DESCRIPTION OF THE TASK:
Would you find each line in the entries below with the string "content" and copy it?

START RECORDS SHOWN

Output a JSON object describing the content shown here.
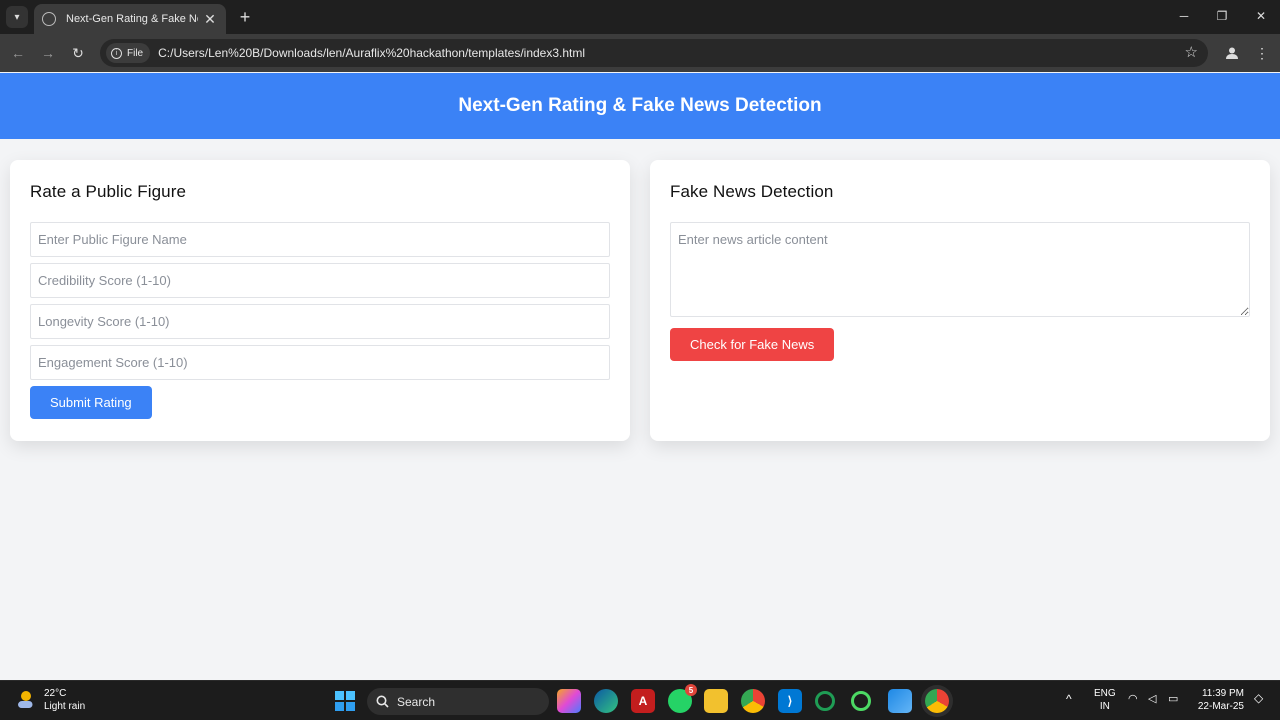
{
  "browser": {
    "tab_title": "Next-Gen Rating & Fake News Detection",
    "chip_label": "File",
    "url": "C:/Users/Len%20B/Downloads/len/Auraflix%20hackathon/templates/index3.html"
  },
  "header": {
    "title": "Next-Gen Rating & Fake News Detection"
  },
  "rating": {
    "heading": "Rate a Public Figure",
    "name_placeholder": "Enter Public Figure Name",
    "credibility_placeholder": "Credibility Score (1-10)",
    "longevity_placeholder": "Longevity Score (1-10)",
    "engagement_placeholder": "Engagement Score (1-10)",
    "submit_label": "Submit Rating"
  },
  "fake_news": {
    "heading": "Fake News Detection",
    "content_placeholder": "Enter news article content",
    "check_label": "Check for Fake News"
  },
  "taskbar": {
    "temperature": "22°C",
    "condition": "Light rain",
    "search_label": "Search",
    "whatsapp_badge": "5",
    "lang_top": "ENG",
    "lang_bottom": "IN",
    "time": "11:39 PM",
    "date": "22-Mar-25"
  },
  "colors": {
    "primary": "#3b82f6",
    "danger": "#ef4444",
    "page_bg": "#f3f4f6"
  }
}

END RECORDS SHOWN

OUTPUT OF THE EXERCISE:
Output a JSON object describing the content shown here.
    "content_placeholder": "Enter news article content",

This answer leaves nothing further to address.